As with earlier One models, you can shoot three-second Zoe clips throughout your day if a photo just isn’t enough, as well as a rapid series of shots or full-length HD movies. Our videos looked great on a big screen, with the focus working well to keep the scene sharp and the lens capably dealing with changes in lighting. You can take snaps while shooting too.
We’re also big fans of the front-facing camera. The wide-angle lens makes it easy to take group selfies, as you can happily cram five or six people into frame. There’s a three-second timer so you can get yourself ready, and the camera app tracks your face(s) to make sure you’re sharp and bright in the final photo.
Five point nine incher
That Full HD 1080p screen is the main reason for grabbing the One Max instead of the smaller models. It’s another crisp and powerfully bright panel that brings high definition video to life, rendering supremely sharp blur-free videos with vibrant colours. We had no complaints with viewing angles or contrast levels, and on top brightness the screen easily counters glare. There’s no denying that it’s a comfortable way to take in a movie on the go, but the added bulk of the phone is quite a price to pay.

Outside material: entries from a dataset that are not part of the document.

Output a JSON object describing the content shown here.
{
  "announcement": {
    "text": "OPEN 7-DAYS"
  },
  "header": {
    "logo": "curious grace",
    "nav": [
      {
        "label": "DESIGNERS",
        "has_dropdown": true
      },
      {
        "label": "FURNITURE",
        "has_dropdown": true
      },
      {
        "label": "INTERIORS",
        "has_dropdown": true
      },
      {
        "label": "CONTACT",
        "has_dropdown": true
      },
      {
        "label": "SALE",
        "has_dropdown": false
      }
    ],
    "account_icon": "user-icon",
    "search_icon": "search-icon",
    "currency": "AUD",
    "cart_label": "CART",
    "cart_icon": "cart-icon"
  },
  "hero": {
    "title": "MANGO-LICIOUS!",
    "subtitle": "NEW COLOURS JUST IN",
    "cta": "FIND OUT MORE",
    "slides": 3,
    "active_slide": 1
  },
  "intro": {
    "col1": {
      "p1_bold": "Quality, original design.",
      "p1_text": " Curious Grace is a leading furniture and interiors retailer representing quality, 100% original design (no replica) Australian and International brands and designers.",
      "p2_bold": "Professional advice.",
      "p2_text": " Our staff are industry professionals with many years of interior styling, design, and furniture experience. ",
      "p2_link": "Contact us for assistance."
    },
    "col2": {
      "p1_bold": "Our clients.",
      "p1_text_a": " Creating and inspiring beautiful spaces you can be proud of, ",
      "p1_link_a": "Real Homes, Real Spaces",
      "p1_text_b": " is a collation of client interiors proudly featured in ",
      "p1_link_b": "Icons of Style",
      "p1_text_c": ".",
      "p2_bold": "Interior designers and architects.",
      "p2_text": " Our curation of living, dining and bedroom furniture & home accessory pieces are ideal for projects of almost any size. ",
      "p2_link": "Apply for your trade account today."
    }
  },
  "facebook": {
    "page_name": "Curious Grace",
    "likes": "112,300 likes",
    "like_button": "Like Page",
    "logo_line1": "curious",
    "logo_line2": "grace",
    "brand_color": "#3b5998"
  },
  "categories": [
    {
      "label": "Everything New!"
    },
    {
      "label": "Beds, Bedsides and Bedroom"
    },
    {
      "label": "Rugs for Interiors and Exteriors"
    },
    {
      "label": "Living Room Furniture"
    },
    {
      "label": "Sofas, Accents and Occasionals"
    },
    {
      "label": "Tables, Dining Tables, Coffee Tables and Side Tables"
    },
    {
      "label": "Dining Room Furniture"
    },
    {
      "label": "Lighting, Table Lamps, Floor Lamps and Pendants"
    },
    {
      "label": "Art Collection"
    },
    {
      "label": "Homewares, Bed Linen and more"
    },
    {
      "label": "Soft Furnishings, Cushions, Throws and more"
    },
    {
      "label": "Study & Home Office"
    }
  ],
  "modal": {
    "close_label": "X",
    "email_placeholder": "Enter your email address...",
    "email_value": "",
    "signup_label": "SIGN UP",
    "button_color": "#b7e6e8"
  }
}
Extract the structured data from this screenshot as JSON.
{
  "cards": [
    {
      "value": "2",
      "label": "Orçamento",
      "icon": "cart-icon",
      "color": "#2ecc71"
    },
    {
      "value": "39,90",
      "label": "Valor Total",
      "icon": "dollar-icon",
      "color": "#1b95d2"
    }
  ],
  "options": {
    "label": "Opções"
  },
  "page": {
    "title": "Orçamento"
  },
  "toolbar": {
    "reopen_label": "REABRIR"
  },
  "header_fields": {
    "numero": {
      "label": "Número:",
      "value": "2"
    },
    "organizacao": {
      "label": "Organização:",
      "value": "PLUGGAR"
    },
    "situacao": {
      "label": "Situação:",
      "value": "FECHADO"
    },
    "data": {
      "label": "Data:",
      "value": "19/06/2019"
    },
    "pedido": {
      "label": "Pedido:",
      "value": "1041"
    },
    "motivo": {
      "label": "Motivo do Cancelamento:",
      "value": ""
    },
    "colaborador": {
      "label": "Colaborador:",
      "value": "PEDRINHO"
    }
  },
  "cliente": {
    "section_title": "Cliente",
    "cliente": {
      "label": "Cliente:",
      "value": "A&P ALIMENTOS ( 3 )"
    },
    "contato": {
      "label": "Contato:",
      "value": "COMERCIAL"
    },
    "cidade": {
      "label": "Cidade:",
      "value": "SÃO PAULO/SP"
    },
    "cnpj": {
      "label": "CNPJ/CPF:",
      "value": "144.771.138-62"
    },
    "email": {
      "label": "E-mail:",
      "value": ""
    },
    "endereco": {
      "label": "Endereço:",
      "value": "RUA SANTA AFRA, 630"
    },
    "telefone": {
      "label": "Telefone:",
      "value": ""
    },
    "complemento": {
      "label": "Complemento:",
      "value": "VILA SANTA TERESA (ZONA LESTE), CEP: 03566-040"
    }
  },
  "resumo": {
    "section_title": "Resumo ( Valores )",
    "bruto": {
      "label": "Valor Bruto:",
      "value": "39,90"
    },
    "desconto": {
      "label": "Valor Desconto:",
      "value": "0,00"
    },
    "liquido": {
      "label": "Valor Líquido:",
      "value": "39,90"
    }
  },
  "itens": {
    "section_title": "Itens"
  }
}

HTC’s fantastic BoomSound speakers make another welcome return, and these dual sound blasters are still some of the best built-in speakers you’ll find on a phone. They’re powerful enough to fill a bedroom with music, and surprisingly good quality considering the tininess of most phone speakers.
Power and battery life
The 1.7GHz quad-core Snapdragon 600 processor is the same chip found in the dinkier One handsets, and it’s still more than powerful enough for running the latest Android games and HD media. However, it’s been superseded by the Snapdragon 800 found in the latest handsets, such as Sony’s Xperia Z1. Right now it won’t make a difference, but the One Max will be dated before some of the other premium handsets now available.
You might worry about the HTC One Max’s battery life given the enormous screen, but the 3300mAh battery is one of the biggest we’ve seen in a smartphone (even a massive one like this). It clearly works, and we were incredibly impressed in our first couple of days with the phone. With occasional text messaging, email checks and web browsing sessions, plus taking the odd photo, we came out at the end of 48 hours with 25% power remaining – something helped massively by the almost non-existent power drainage when the phone is hibernating.
Put the One Max through some more punishment and you’ll see a drop-off in longevity, but it still outlasts most other phones. We almost managed seven hours of video streaming before the battery died, far exceeding the average of five hours.
As much as we love the One Max’s features, we’ve seen all of the best stuff here in a better form with the original One and One Mini. The spacious screen is a more comfortable way to enjoy video, but the cost is a bulky frame that’s difficult to handle with one hand. The memory card slot will also please media fans, who can now carry around a much larger music and movie collection, but the fingerprint scanner is a huge disappointment. When you balance the pros and cons, we have to recommend the One Max’s smaller siblings instead.